  • Get your standardized tests out of the way. Sign up for the January SAT (you can register online late up until 1-13-15.) Earlier is better when it comes to the SAT, especially if you decide to/need to take it a second time. Your timing for SAT Subject Tests depends on your class schedule — you want to take them after completing a course in that subject. For example, if you are currently taking AP United States History and plan to take the Subject Test covering that material, you should plan to take the test right after your AP exam. However, if you want to take a test in a subject for which you have completed coursework, don’t hesitate to sign up. Also, for your AP’s, research the possibility of self studying for AP exams this May (how about BOTH English exams?) Get testing out of the way so you can spend your senior summer and fall compiling/crafting/perfecting your college applications and focusing on senior year coursework, NOT added testing.
  • Form great relationships with teachers. Your junior year teachers will likely be the ones you ask for letters of recommendation, so make sure you are giving them more to say than “John got an A in my class.” Prepare for class and participate in discussions, ask probing questions and develop sophisticated arguments. Talk to your teachers outside of class whenever possible, and share your specific academic interests and goals with them.
  • Visit colleges. It is not too early to start compiling your list of schools. Spend weekends visiting colleges near and far if possible. Be sure to organize your notes so you remember the unique aspects of each school. Although you may expect to remember all of the small but exciting details, after several information sessions and tours they begin to blend together. Start figuring out what matters to you most in a school. Do you prefer a rural or urban campus? How will the size of the school impact your learning? Do you have an anticipated major that will be best supported in certain types of institutions?
  • Plan an academic summer. The upcoming summer is your final opportunity to demonstrate your academic passion to colleges, so choose wisely. Think about your past experiences and best classes, and tie them together with what matters to you most. Look into for-credit summer programs that complement and enhance your scholarly focus, and will prepare you for college-level work. Consider research positions at academic institutions. You might also consider taking on a paid summer job, as maturity and responsibility are impressive to admission officers.
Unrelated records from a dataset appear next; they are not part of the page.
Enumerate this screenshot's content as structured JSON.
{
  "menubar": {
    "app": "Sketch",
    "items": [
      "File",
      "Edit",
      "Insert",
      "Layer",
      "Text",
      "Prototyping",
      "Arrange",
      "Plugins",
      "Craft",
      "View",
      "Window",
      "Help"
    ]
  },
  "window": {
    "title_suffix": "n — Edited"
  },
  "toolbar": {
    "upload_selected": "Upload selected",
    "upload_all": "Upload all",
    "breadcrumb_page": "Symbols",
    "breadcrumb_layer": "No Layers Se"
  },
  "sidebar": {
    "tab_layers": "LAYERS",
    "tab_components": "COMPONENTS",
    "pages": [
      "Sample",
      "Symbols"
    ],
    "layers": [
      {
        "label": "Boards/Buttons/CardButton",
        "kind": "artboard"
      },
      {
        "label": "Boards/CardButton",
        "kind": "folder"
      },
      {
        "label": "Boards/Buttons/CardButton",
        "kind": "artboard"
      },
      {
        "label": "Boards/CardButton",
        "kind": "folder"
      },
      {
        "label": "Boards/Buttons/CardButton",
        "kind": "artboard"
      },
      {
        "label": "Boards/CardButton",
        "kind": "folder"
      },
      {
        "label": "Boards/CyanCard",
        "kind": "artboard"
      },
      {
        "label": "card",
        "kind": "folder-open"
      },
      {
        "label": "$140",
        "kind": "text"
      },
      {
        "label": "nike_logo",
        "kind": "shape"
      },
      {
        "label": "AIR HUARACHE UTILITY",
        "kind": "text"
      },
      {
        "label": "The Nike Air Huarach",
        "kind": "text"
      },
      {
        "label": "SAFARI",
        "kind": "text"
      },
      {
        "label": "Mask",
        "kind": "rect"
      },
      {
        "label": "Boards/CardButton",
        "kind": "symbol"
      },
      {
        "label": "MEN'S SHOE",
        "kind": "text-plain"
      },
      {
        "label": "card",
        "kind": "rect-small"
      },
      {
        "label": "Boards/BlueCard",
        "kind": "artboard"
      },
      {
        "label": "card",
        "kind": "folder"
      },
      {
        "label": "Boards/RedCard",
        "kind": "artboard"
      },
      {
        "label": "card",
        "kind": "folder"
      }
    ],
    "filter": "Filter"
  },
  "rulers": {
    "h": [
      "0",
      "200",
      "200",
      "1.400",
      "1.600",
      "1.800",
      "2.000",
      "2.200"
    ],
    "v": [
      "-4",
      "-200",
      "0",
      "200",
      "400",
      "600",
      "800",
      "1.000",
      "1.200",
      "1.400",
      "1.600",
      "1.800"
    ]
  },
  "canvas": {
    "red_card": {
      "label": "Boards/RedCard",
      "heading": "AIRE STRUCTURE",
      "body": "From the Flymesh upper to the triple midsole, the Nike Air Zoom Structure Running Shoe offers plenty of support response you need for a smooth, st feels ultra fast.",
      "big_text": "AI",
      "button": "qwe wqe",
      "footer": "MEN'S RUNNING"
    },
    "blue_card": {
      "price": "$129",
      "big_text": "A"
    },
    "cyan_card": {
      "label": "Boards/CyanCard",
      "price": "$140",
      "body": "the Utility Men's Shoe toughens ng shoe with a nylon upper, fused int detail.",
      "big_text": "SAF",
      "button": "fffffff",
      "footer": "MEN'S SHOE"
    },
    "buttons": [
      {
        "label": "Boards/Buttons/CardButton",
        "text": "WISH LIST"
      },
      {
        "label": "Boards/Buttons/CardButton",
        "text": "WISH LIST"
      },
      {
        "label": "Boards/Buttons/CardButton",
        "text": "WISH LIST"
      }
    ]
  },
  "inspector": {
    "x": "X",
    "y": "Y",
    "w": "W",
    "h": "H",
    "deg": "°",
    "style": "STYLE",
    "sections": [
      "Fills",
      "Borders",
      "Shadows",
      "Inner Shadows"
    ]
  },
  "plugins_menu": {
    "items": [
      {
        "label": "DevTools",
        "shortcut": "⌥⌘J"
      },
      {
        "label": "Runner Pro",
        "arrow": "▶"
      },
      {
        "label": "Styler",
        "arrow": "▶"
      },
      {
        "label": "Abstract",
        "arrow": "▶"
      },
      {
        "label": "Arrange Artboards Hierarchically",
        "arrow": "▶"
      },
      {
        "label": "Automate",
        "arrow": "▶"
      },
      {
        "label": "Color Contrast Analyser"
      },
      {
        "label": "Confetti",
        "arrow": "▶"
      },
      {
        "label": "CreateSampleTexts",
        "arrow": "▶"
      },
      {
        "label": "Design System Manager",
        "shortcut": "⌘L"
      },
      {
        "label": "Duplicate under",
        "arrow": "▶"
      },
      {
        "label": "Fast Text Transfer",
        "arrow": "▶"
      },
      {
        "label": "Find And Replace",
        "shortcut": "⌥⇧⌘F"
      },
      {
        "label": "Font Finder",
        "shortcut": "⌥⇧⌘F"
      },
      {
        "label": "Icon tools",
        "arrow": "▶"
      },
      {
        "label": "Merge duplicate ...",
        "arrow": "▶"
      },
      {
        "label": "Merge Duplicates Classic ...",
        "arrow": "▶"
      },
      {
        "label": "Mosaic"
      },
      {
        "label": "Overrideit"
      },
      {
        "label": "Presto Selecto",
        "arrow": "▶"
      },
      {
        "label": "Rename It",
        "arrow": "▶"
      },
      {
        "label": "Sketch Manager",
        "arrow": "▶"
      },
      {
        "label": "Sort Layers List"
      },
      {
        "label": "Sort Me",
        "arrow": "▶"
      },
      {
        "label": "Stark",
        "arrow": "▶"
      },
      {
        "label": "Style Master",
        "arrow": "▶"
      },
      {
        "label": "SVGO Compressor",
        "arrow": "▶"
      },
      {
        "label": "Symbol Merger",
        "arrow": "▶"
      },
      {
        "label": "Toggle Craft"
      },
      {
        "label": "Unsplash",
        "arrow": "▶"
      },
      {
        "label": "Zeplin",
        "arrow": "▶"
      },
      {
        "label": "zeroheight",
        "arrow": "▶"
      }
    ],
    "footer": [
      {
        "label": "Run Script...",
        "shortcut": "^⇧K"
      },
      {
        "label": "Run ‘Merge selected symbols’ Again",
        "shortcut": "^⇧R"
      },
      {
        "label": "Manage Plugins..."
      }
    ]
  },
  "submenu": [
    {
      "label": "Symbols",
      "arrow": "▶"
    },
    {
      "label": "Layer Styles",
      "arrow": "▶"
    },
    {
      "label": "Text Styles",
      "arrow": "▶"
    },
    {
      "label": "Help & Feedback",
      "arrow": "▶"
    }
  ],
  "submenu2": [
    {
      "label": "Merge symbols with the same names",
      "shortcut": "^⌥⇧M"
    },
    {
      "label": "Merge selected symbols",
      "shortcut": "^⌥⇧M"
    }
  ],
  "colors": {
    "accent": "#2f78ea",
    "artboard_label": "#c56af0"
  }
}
How are you planning your scholarly summer? How have YOU spent your summers thus far? What summer programs sound intriguing to you? Share your experiences below!